Secondly, the interaction model is not very well thought out yet. The Maperture people could do with have a good look at the mapping feature in Flickr’s Organizr. Rather than dragging and dropping the thumbnails onto the map like you do with Flickr, you have to select one or more of them, and then click on their location on the map. However, the cursor does not become a cross-hair, it remains a hand, and in fact, you move the map by clicking and dragging, and you place photos by just clicking. Not at all an intuitive or a sensible model.

Thirdly, although you can easily geotag massive amounts of images at once by selecting lots of thumbnails and then clicking, when you want to move those thumbnails they do not move as one (like in Flickr), but individually, and I haven’t found a way around that yet. So, when you place things wrongly, and you will because of the poor interface I described in the last point, you are in for a world of annoyance to correct each image one at a time.

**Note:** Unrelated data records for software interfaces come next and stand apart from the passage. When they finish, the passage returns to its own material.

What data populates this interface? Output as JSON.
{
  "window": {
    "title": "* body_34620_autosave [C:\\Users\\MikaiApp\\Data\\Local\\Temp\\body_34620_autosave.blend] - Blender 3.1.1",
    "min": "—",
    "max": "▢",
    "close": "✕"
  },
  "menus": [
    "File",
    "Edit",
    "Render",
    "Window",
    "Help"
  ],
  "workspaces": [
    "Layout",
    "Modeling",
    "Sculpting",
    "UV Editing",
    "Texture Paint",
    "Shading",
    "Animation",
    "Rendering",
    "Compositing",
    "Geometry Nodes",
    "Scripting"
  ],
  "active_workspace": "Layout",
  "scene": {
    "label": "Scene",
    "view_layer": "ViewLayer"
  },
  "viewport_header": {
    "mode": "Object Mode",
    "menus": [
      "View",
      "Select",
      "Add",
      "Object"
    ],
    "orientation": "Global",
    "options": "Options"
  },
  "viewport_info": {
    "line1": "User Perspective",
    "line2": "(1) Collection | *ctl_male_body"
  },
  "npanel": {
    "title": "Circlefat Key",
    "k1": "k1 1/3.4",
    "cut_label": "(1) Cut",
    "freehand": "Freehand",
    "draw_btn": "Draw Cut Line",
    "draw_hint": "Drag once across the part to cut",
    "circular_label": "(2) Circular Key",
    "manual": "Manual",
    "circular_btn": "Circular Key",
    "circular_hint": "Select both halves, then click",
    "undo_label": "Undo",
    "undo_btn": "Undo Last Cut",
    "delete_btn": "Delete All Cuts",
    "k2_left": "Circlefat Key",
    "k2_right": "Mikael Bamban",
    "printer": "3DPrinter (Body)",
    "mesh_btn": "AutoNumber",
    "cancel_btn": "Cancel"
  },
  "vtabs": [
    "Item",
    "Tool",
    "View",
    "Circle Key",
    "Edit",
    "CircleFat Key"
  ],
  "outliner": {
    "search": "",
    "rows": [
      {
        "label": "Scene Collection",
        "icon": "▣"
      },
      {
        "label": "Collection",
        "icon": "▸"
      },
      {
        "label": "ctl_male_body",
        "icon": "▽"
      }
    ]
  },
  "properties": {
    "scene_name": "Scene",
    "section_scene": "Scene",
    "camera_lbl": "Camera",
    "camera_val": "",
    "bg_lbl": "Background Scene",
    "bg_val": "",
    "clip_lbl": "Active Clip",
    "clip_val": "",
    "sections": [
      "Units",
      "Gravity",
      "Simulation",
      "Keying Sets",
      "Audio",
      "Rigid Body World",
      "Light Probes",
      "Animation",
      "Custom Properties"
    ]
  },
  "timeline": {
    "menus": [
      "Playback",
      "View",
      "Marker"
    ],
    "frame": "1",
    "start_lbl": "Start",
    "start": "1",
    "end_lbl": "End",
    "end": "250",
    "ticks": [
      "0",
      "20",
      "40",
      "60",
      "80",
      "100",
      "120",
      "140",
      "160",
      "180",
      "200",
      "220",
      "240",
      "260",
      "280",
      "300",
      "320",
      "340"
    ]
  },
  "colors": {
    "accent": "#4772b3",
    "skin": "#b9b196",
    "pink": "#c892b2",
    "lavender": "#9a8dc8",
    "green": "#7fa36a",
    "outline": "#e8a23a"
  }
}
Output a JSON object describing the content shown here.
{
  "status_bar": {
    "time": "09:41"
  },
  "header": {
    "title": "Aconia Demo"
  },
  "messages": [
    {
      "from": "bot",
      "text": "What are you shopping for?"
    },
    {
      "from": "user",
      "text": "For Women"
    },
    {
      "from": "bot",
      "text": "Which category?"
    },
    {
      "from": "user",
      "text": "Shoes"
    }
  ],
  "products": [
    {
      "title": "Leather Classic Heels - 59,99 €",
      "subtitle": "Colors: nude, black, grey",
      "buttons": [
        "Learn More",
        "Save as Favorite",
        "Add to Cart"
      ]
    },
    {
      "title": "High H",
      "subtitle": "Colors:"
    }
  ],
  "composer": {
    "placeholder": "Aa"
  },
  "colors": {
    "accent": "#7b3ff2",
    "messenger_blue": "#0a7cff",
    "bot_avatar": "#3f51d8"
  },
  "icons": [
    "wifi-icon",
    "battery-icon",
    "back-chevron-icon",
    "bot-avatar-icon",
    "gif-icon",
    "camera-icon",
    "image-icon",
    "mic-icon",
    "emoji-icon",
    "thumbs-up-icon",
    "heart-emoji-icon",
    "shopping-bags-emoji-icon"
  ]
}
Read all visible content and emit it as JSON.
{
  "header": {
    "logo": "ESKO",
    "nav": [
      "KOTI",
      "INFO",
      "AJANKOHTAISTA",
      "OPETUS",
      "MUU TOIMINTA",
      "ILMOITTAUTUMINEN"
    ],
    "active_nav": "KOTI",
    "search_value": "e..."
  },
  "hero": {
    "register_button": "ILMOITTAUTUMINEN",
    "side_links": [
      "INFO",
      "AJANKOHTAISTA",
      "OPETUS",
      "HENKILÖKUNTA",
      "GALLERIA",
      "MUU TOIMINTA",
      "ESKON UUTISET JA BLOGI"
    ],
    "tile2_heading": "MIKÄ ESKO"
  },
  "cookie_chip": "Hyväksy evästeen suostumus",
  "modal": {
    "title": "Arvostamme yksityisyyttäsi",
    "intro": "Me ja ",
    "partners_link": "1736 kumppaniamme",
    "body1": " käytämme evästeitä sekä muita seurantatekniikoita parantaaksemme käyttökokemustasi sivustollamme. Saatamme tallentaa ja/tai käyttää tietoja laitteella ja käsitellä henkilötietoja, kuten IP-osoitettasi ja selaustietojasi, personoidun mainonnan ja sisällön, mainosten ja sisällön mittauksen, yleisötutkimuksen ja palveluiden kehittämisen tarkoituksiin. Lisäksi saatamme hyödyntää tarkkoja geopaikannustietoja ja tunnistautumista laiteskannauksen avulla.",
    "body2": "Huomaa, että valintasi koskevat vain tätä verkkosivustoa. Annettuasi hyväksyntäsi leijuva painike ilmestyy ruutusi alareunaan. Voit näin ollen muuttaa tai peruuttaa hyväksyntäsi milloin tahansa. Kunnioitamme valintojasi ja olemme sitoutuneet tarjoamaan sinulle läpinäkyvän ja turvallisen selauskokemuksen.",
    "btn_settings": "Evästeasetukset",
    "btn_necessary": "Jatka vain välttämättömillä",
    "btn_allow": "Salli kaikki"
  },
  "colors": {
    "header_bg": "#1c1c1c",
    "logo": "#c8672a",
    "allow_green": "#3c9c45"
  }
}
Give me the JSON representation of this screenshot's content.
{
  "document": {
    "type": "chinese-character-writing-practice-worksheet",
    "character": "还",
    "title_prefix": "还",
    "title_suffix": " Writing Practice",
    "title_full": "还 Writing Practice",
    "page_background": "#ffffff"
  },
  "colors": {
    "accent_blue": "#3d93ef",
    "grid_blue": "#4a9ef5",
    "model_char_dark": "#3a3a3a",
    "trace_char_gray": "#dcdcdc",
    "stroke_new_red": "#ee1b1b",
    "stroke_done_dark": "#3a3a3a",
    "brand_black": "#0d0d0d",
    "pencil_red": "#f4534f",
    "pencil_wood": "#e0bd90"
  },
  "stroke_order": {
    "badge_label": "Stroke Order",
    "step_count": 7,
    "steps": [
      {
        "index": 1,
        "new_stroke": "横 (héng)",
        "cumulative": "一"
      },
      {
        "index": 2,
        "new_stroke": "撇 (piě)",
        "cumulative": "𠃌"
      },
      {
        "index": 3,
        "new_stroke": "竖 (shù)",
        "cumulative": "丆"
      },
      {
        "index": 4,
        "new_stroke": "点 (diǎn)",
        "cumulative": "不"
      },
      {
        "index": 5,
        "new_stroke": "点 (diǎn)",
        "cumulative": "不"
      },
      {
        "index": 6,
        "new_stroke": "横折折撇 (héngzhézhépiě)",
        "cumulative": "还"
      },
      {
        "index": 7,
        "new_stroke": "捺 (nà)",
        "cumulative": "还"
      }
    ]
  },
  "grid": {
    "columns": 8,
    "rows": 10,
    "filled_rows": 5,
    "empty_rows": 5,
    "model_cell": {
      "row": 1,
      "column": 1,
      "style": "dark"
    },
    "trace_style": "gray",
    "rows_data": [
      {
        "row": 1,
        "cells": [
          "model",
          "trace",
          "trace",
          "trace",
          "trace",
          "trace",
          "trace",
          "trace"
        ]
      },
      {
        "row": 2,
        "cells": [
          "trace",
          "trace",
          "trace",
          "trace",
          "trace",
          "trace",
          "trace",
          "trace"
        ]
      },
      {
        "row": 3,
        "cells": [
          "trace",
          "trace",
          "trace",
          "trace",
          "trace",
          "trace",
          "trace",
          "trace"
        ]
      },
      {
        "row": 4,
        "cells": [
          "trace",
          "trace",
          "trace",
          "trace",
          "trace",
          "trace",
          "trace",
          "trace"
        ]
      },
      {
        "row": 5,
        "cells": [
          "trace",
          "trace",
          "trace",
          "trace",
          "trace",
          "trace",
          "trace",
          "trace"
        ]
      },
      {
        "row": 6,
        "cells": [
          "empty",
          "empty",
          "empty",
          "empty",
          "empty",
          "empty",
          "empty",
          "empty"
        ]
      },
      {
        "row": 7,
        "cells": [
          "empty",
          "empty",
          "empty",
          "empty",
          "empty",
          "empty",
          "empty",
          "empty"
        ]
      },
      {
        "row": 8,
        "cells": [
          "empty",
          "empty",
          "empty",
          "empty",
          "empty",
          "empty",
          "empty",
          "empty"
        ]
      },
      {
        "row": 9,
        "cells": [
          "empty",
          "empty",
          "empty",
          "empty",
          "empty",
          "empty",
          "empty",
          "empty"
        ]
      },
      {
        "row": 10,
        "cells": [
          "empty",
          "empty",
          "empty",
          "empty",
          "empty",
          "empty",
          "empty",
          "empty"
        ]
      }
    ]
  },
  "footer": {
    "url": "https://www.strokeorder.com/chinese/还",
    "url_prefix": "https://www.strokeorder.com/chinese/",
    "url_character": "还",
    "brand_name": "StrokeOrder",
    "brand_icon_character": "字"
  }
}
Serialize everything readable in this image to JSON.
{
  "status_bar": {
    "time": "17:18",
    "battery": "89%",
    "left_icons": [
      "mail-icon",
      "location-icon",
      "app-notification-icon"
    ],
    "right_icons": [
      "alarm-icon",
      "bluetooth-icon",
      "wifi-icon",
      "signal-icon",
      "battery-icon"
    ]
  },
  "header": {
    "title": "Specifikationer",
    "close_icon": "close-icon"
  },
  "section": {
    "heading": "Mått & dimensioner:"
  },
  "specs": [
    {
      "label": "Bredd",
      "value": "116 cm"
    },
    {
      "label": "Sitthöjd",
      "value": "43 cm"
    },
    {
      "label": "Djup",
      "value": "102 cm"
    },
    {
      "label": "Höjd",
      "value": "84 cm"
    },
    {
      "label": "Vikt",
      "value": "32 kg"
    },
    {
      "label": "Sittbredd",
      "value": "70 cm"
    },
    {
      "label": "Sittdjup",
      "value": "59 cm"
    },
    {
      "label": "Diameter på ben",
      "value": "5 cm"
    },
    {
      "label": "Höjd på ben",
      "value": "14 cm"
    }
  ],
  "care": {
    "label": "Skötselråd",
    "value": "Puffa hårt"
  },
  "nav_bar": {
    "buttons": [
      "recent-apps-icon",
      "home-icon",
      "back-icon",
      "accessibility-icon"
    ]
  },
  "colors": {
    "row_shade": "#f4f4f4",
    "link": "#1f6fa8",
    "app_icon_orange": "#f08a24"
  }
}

Finally, we come to the last problem, and in fairness, this is not Maperture’s fault, but Aperture’s fault (at least according to the Maperture FAQ). When you export a “Version” from Aperture which has location meta data generated by Maperture in it, Aperture, most annoyingly, strips that meta data out on export. If you export a “Master” this doesn’t happen, but in reality, you’re way more likely to need a version exported, rather than a master. Apparently the bug has been reported to Apple so hopefully this can be fixed soon.

So, what are the good points? Well, first and MOST importantly, it works! It lets you geotag your images from within Aperture without leaving Aperture, and gives you all the precision of Google Maps to do it. The interface is also clean and quick to load. I can also see great potential here for the future. The features in the beta of Maperture Pro look good, in particular the ability to add bookmarks and to do reverse-geotagging (turning co-ordinates into place-names). Unless they charge an extortionary price for the release version of Maperture Pro, I will almost certainly be buying it, and I’m confident that when I review that future version, most, if not all, of my grips will be gone.

Finally, just a quick tip, in order to err very much on the side of caution, Maperture makes a backup copy of all the files you geotag with it, just in case something goes wrong. They insist that Maperture does not corrupt images, and I can say that it hasn’t corrupted any of the hundreds of images I’ve geotagged with it, but those copies are made non-the-less, and will start taking up disk space if you don’t cull them from time-to-time. By default these copies are placed in a folder on your Desktop called ‘Maperture Backups’, but you can change that default location in the Maperture preferences window.

In summary, Maperture works, it’s free, but it’s a bit rough-and-ready for now.